THE INPUT START

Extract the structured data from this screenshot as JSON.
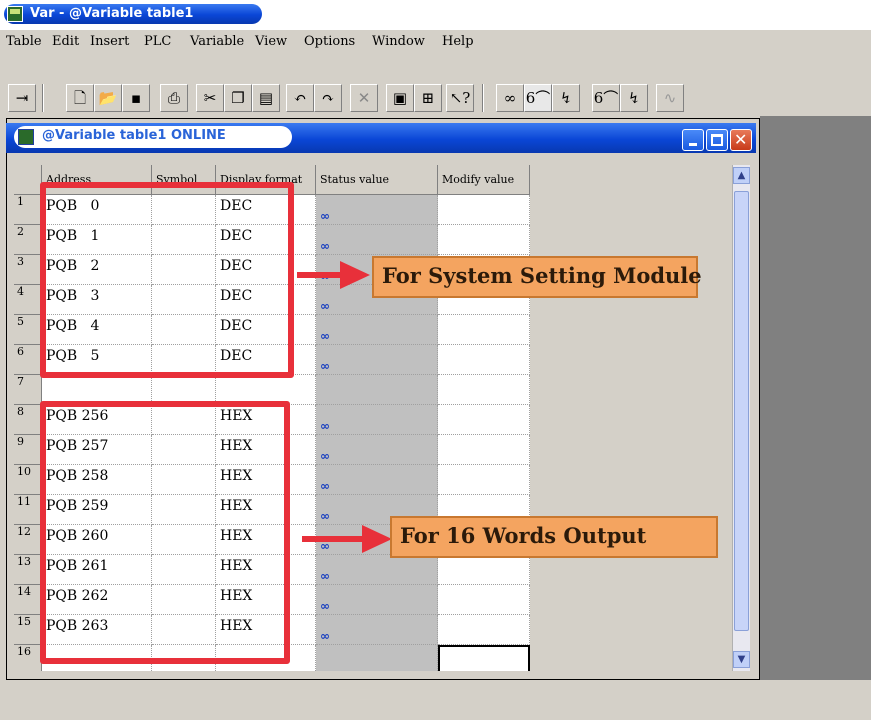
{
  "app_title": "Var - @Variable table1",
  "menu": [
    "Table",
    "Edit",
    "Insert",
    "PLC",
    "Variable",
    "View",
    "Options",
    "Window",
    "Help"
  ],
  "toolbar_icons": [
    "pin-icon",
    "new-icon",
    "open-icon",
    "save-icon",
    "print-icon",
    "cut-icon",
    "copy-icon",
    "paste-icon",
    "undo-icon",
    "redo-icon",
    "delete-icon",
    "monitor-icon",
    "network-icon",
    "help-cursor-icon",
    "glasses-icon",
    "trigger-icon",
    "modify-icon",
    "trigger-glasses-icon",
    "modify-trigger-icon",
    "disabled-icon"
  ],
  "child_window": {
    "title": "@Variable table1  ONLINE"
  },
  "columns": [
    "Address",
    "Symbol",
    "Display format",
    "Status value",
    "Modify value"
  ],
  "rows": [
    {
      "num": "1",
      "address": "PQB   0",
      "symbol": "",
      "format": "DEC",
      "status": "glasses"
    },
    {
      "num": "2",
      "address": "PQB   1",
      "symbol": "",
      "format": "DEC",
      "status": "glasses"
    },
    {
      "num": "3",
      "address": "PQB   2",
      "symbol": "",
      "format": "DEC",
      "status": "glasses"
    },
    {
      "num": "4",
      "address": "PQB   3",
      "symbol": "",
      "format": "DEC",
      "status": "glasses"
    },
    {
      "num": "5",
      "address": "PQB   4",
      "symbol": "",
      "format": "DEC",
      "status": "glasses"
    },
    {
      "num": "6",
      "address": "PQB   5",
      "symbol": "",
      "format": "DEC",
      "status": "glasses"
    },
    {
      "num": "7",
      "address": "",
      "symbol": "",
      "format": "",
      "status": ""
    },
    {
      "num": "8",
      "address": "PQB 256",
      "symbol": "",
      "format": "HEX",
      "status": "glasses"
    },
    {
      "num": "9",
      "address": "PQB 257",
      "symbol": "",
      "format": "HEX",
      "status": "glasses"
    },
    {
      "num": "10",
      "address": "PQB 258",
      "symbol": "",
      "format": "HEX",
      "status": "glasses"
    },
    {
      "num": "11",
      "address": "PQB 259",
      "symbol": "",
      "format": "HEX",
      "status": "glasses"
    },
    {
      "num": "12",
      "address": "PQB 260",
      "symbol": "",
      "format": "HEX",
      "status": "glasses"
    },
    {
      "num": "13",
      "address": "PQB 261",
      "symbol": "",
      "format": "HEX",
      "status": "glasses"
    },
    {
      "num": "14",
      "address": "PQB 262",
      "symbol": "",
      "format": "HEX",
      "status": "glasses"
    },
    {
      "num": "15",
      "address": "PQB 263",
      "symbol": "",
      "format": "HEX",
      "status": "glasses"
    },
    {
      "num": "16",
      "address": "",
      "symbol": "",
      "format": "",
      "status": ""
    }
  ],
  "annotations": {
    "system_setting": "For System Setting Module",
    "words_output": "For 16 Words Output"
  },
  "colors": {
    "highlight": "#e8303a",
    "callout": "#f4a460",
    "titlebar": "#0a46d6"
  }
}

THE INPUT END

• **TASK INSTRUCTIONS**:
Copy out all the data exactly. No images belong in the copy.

• **EXERCISE OUTPUT**:
Extract the structured data from this screenshot as JSON.
{
  "app_title": "Var - @Variable table1",
  "menu": [
    "Table",
    "Edit",
    "Insert",
    "PLC",
    "Variable",
    "View",
    "Options",
    "Window",
    "Help"
  ],
  "toolbar_icons": [
    "pin-icon",
    "new-icon",
    "open-icon",
    "save-icon",
    "print-icon",
    "cut-icon",
    "copy-icon",
    "paste-icon",
    "undo-icon",
    "redo-icon",
    "delete-icon",
    "monitor-icon",
    "network-icon",
    "help-cursor-icon",
    "glasses-icon",
    "trigger-icon",
    "modify-icon",
    "trigger-glasses-icon",
    "modify-trigger-icon",
    "disabled-icon"
  ],
  "child_window": {
    "title": "@Variable table1  ONLINE"
  },
  "columns": [
    "Address",
    "Symbol",
    "Display format",
    "Status value",
    "Modify value"
  ],
  "rows": [
    {
      "num": "1",
      "address": "PQB   0",
      "symbol": "",
      "format": "DEC",
      "status": "glasses"
    },
    {
      "num": "2",
      "address": "PQB   1",
      "symbol": "",
      "format": "DEC",
      "status": "glasses"
    },
    {
      "num": "3",
      "address": "PQB   2",
      "symbol": "",
      "format": "DEC",
      "status": "glasses"
    },
    {
      "num": "4",
      "address": "PQB   3",
      "symbol": "",
      "format": "DEC",
      "status": "glasses"
    },
    {
      "num": "5",
      "address": "PQB   4",
      "symbol": "",
      "format": "DEC",
      "status": "glasses"
    },
    {
      "num": "6",
      "address": "PQB   5",
      "symbol": "",
      "format": "DEC",
      "status": "glasses"
    },
    {
      "num": "7",
      "address": "",
      "symbol": "",
      "format": "",
      "status": ""
    },
    {
      "num": "8",
      "address": "PQB 256",
      "symbol": "",
      "format": "HEX",
      "status": "glasses"
    },
    {
      "num": "9",
      "address": "PQB 257",
      "symbol": "",
      "format": "HEX",
      "status": "glasses"
    },
    {
      "num": "10",
      "address": "PQB 258",
      "symbol": "",
      "format": "HEX",
      "status": "glasses"
    },
    {
      "num": "11",
      "address": "PQB 259",
      "symbol": "",
      "format": "HEX",
      "status": "glasses"
    },
    {
      "num": "12",
      "address": "PQB 260",
      "symbol": "",
      "format": "HEX",
      "status": "glasses"
    },
    {
      "num": "13",
      "address": "PQB 261",
      "symbol": "",
      "format": "HEX",
      "status": "glasses"
    },
    {
      "num": "14",
      "address": "PQB 262",
      "symbol": "",
      "format": "HEX",
      "status": "glasses"
    },
    {
      "num": "15",
      "address": "PQB 263",
      "symbol": "",
      "format": "HEX",
      "status": "glasses"
    },
    {
      "num": "16",
      "address": "",
      "symbol": "",
      "format": "",
      "status": ""
    }
  ],
  "annotations": {
    "system_setting": "For System Setting Module",
    "words_output": "For 16 Words Output"
  },
  "colors": {
    "highlight": "#e8303a",
    "callout": "#f4a460",
    "titlebar": "#0a46d6"
  }
}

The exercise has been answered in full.